Over the past three years, our roles have changed”, explains Jim Reynolds ’91 (CLAS). “The control with the height track system, the box, added a lot of pressure. When Danny and I started, each referee had their strike zone, and as long as they were consistent, everyone was happy.

Reynolds has been a major league umpire for 22 years and Danny, aka Dan Iassogna ’91 (CLAS), for 21 years. Each has two World Series under his belt. Lately, the game is different.

“I got a guy over there throwing 97 miles an hour, trying to outmaneuver a batter. He deceives the batter. I have a catcher trying to catch it, trying to pull me to where it actually crosses the plate, while going through a box – and I’m the only guy who can’t see it,” Reynolds explains. It’s overwhelming at times, but “our guys are really, really good at what they do. The capacity of the referees at the moment is the best it has ever been.

Another recent challenge is Major League Baseball’s crackdown on illegal substances — tasking umpires with inspecting banned substances, making some encounters tricky. Last season, Oakland A’s Sergio Romo pulled his pants down when Iassogna walked to the mound to inspect the baseball. Substance checks, turnover rates, electronic strike zones and instant replays are now the status quo at major and minor league levels.

“When Jimmy and I arrived,” Iassogna says, “if you had a game you wanted to see after the game, you asked the club to get the VCR tape and hopefully they recorded the game, and you’d put that tape in, and you rewind it and it’s standard quality. You’d say, looks like I got it right or it looks like I got it wrong. Now everyone in the stands has a TV HD in hand, and they watch everything, and in real time.

LA’s Chris Taylor slips into Reynolds, scoring against Pittsburgh on June 5, 2018. (Justin K. Aller/Getty Images)

spring training

It was the first week of classes in September 1987, and a fire drill began at Tolland Hall on North Campus. Two freshmen from Connecticut noticed each other wearing high school football jackets and realized they had been playing against each other.

Iassogna had been to St. Joseph High in Trumbull, and Reynolds went to South Catholic High in Hartford. They discovered that they had both played baseball at different levels, and Iassogna, the son of a high school football umpire, said he thought it would be cool to be an umpire. Reynolds agreed.

Their first gigs were given to longtime UConn baseball coach Andy Baylock, who had them practice the mechanics of safe and outgoing calls and taught them how to position themselves to make the right call (be perpendicular to the game to get the best view for a base call, he says). Eventually, they earned class credit and moved from JV to college games.

“Coach Baylock viewed his umpires as part of the baseball program, and we were treated that way. Although the players weren’t always happy with our performance, they never got past the ball field “Reynolds recalled. “Actually, the best player at UConn at the time was Pete Walker, now the pitching coach of the Toronto Blue Jays, and I remember several times where if the guys were getting out of control with the student-referees, he was shutting it down.”
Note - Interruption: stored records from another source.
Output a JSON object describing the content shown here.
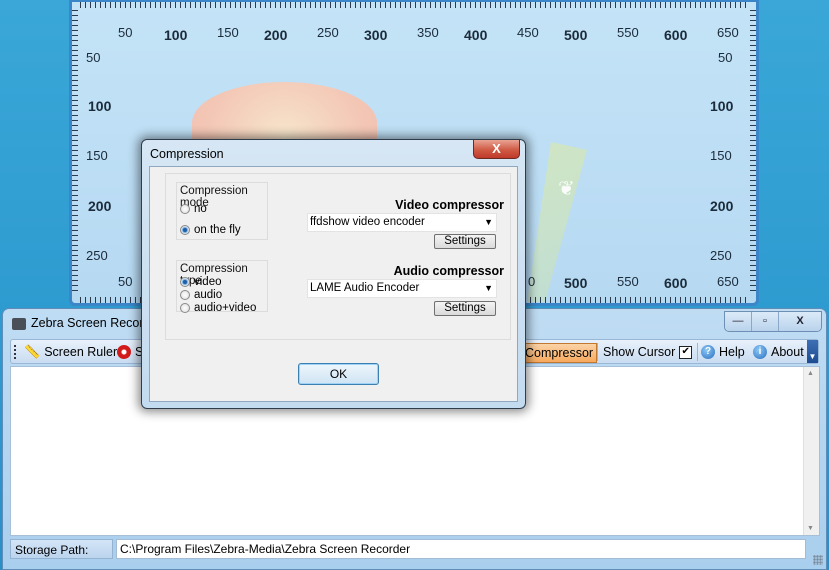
{
  "ruler": {
    "top_labels": [
      "50",
      "100",
      "150",
      "200",
      "250",
      "300",
      "350",
      "400",
      "450",
      "500",
      "550",
      "600",
      "650"
    ],
    "left_labels": [
      "50",
      "100",
      "150",
      "200",
      "250"
    ],
    "right_labels": [
      "50",
      "100",
      "150",
      "200",
      "250"
    ],
    "bottom_labels": [
      "50",
      "500",
      "550",
      "600",
      "650"
    ],
    "bottom_partial_label": "0"
  },
  "app": {
    "title": "Zebra Screen Recorder",
    "caption_buttons": {
      "minimize": "—",
      "maximize": "▫",
      "close": "X"
    },
    "toolbar": {
      "screen_ruler": "Screen Ruler",
      "record_partial": "S",
      "compressor": "Compressor",
      "show_cursor": "Show Cursor",
      "show_cursor_checked": true,
      "help": "Help",
      "about": "About"
    },
    "storage_path_label": "Storage Path:",
    "storage_path_value": "C:\\Program Files\\Zebra-Media\\Zebra Screen Recorder"
  },
  "dialog": {
    "title": "Compression",
    "close_label": "X",
    "compression_mode": {
      "label": "Compression mode",
      "options": [
        "no",
        "on the fly"
      ],
      "selected": "on the fly"
    },
    "compression_type": {
      "label": "Compression type",
      "options": [
        "video",
        "audio",
        "audio+video"
      ],
      "selected": "video"
    },
    "video_compressor": {
      "label": "Video compressor",
      "value": "ffdshow video encoder",
      "settings_label": "Settings"
    },
    "audio_compressor": {
      "label": "Audio compressor",
      "value": "LAME Audio Encoder",
      "settings_label": "Settings"
    },
    "ok_label": "OK"
  }
}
“I never had any negative interactions with any of the baseball players,” Iassogna acknowledged, adding, “I remember officiating intramural basketball games that were a little risky!”

Baylock has his referee jerseys framed on a wall in his house. “They were reliable as undergraduates, and they still are. They are very good at what they do,” he says. “I’m very proud of what they’ve done.”

Read on to find out more.